- _TASK BRIEF_
Please return every line in the entries below with the word "Confirm" in it.

--- SUPPLIED DATA Enclosed Below ---

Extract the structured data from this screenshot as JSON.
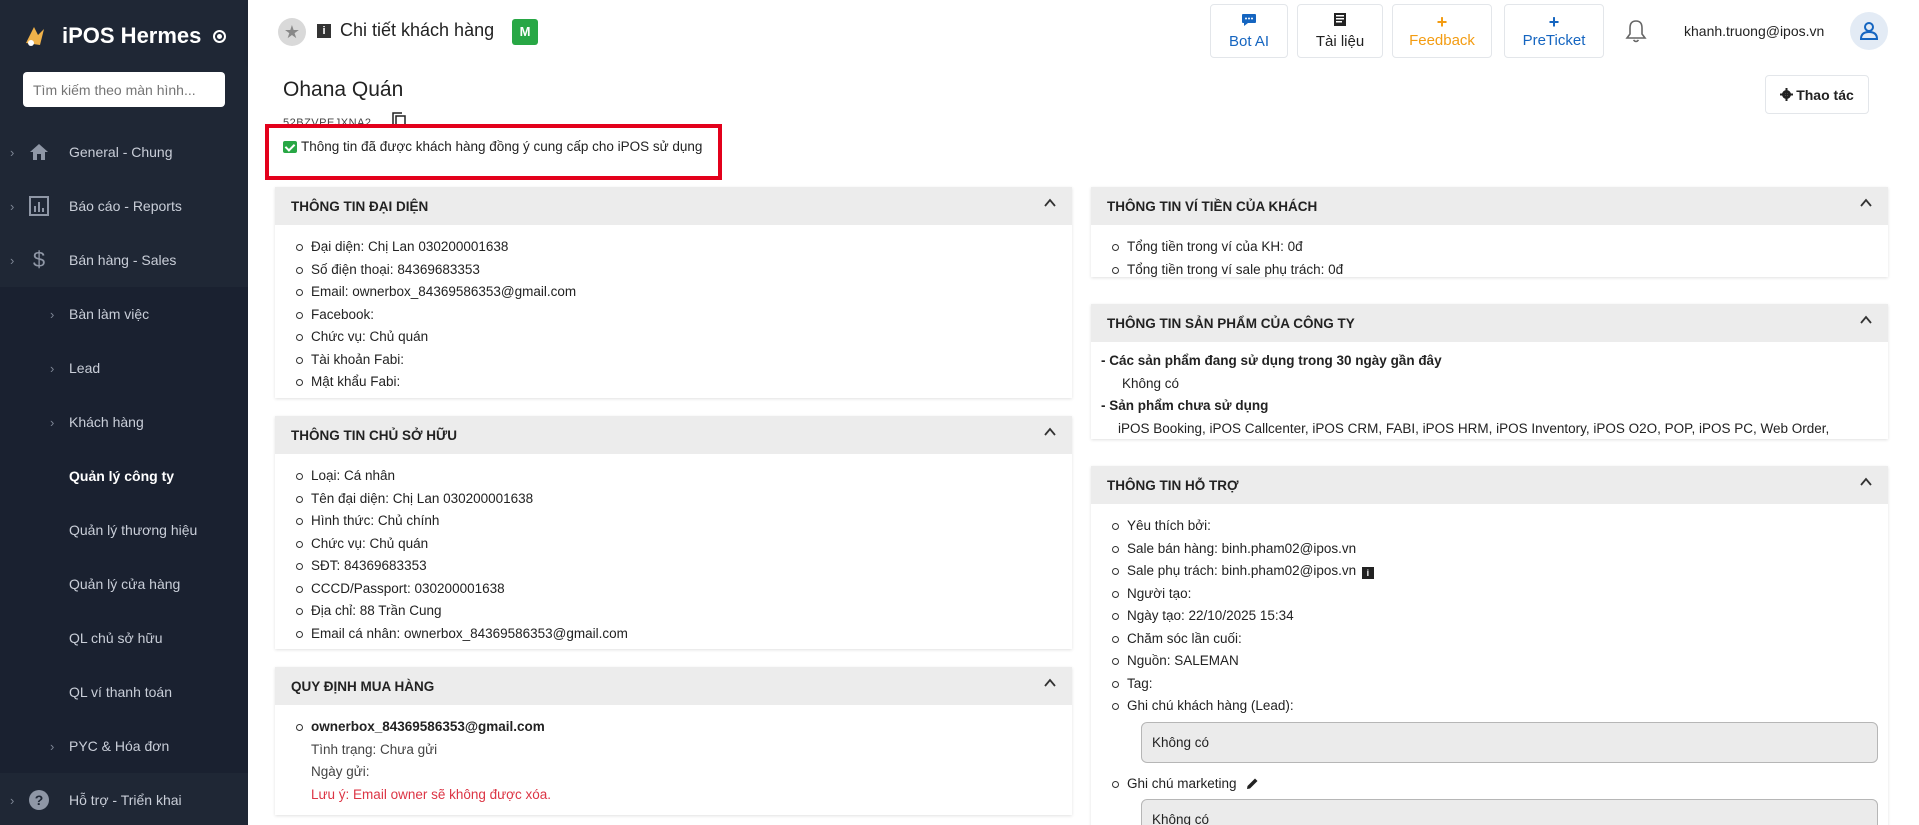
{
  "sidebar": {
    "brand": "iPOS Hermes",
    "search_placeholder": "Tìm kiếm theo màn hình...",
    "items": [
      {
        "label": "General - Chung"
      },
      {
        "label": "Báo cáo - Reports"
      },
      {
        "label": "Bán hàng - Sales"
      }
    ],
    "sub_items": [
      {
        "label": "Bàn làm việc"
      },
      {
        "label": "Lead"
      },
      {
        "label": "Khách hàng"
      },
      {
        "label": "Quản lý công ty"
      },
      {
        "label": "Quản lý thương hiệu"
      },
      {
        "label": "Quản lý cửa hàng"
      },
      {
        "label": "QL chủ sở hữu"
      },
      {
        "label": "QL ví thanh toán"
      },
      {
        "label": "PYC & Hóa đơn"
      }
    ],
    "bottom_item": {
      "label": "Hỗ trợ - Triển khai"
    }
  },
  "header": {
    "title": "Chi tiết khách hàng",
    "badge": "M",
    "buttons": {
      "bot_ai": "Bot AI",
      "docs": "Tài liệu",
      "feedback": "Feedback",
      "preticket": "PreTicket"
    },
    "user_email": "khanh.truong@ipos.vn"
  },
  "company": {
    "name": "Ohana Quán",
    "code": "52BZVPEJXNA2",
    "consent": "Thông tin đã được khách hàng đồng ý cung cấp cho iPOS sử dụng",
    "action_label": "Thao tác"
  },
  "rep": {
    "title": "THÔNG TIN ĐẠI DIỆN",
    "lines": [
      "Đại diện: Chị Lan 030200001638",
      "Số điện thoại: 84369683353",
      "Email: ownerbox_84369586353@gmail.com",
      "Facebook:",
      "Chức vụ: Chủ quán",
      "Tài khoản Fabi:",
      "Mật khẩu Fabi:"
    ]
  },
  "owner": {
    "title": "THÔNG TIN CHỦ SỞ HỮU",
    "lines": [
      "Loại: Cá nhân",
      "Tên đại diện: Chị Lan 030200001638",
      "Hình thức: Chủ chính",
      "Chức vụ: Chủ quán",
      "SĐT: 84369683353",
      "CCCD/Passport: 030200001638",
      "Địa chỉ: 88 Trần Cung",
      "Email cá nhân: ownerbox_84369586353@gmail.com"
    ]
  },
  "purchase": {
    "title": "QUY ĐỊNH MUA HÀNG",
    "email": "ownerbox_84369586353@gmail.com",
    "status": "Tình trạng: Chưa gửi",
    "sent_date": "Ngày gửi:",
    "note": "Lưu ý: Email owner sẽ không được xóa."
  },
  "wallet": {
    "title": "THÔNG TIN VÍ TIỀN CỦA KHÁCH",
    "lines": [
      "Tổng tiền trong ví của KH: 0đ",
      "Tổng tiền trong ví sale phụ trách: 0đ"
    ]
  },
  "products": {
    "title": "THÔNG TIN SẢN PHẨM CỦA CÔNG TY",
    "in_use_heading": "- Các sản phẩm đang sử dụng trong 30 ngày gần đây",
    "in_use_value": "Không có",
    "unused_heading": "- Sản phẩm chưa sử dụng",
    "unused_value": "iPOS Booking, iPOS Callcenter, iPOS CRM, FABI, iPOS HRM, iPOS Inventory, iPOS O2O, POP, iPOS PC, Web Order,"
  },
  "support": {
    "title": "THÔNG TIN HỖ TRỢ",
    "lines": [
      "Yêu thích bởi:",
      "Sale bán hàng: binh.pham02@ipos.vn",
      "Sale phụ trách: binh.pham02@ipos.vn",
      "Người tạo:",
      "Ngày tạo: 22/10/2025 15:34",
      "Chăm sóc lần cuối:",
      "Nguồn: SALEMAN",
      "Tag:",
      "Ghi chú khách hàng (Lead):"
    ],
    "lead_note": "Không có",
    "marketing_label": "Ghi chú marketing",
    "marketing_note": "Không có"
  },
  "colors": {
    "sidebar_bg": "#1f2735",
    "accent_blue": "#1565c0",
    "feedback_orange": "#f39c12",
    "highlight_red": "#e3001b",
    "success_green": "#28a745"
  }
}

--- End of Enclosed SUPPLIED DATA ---
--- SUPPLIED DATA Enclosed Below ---

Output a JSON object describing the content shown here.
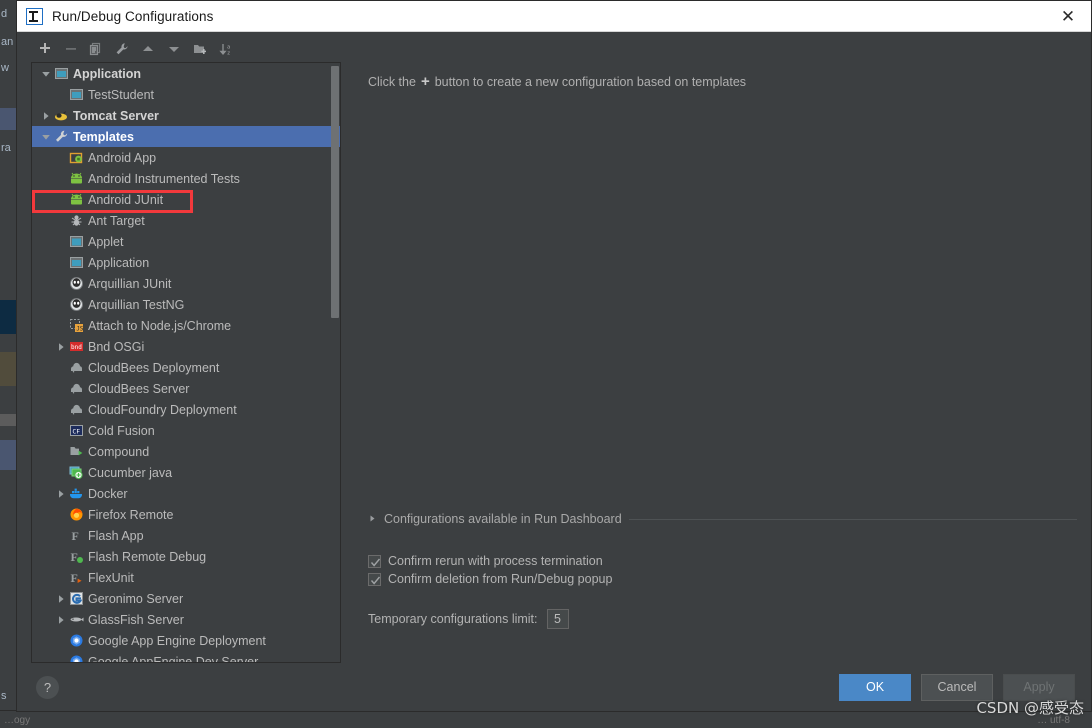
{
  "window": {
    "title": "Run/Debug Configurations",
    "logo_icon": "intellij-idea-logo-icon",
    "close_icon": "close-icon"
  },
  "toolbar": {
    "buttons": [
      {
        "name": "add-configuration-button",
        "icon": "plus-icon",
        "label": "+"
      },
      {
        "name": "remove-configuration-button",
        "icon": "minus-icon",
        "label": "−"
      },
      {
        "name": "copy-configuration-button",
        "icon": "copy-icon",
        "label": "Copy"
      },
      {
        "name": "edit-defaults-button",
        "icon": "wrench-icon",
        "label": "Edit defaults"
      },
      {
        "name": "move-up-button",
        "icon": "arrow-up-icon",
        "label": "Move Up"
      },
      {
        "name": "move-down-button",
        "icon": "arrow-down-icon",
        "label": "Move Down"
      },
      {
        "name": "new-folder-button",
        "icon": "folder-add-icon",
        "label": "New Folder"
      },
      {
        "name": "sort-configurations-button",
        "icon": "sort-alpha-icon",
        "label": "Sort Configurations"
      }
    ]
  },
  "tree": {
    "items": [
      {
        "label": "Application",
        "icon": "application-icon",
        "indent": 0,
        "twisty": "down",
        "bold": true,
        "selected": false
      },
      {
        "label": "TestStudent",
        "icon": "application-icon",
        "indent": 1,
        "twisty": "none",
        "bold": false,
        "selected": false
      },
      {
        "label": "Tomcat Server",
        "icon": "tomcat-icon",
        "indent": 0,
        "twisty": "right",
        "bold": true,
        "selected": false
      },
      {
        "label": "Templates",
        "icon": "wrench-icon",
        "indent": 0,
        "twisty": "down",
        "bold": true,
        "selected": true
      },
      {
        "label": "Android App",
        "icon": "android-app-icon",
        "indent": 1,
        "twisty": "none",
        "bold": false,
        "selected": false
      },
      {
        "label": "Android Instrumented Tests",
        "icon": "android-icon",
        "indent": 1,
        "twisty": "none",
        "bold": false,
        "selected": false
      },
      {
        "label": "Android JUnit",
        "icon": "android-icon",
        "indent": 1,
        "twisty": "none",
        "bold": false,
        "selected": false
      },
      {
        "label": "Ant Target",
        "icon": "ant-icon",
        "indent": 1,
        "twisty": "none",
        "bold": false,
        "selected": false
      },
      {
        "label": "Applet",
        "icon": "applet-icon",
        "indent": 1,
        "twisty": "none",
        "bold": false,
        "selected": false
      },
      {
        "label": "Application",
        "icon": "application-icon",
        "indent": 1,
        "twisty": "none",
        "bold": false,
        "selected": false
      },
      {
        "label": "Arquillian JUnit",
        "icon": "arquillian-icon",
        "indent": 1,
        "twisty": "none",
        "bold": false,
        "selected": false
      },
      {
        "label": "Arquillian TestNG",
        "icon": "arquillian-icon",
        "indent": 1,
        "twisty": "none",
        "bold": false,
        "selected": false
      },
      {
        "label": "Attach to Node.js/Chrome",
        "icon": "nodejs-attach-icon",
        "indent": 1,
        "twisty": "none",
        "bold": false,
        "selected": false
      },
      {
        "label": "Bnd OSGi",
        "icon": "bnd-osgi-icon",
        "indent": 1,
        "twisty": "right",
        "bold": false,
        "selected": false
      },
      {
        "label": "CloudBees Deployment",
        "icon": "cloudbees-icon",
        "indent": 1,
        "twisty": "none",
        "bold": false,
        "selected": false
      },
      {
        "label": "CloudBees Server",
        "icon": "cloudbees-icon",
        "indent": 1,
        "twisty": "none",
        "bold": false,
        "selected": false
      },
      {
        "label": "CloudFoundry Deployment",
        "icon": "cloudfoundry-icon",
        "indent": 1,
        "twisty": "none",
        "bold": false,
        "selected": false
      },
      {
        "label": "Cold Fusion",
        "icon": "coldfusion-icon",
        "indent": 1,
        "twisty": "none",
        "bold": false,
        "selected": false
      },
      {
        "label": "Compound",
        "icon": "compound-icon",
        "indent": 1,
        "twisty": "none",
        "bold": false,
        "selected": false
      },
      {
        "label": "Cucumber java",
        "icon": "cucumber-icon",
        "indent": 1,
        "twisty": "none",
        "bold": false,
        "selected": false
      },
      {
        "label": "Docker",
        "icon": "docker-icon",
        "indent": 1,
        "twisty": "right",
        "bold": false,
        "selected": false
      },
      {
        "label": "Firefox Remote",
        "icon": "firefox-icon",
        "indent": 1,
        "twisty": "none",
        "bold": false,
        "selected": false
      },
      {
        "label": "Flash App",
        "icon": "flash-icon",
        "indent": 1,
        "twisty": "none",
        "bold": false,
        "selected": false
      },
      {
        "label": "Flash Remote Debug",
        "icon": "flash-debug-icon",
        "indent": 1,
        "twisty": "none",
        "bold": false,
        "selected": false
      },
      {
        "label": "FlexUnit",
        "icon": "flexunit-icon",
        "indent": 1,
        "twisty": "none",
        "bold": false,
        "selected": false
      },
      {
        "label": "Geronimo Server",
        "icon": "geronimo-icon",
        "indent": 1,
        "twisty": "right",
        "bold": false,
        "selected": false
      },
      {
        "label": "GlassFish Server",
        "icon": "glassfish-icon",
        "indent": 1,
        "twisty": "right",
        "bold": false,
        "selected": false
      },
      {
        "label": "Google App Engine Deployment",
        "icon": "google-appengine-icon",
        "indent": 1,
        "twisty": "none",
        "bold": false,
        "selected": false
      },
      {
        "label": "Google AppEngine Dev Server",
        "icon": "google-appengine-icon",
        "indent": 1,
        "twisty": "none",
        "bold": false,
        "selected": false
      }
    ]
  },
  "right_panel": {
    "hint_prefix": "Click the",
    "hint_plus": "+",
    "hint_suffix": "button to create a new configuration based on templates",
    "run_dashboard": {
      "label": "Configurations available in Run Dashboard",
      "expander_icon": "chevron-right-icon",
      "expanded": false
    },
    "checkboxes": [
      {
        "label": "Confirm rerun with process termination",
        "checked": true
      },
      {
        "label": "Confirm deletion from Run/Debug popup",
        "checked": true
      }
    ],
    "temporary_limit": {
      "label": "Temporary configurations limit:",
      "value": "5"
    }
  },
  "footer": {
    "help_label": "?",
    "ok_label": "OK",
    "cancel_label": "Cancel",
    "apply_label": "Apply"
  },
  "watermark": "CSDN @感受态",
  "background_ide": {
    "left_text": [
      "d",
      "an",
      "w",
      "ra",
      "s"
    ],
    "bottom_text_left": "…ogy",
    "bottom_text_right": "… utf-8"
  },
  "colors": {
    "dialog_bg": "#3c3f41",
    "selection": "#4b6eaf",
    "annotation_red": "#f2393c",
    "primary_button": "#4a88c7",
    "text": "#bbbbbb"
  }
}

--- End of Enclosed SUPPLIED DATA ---

- _SOLUTION FOR THIS TASK_
        "label": "Confirm rerun with process termination",
        "label": "Confirm deletion from Run/Debug popup",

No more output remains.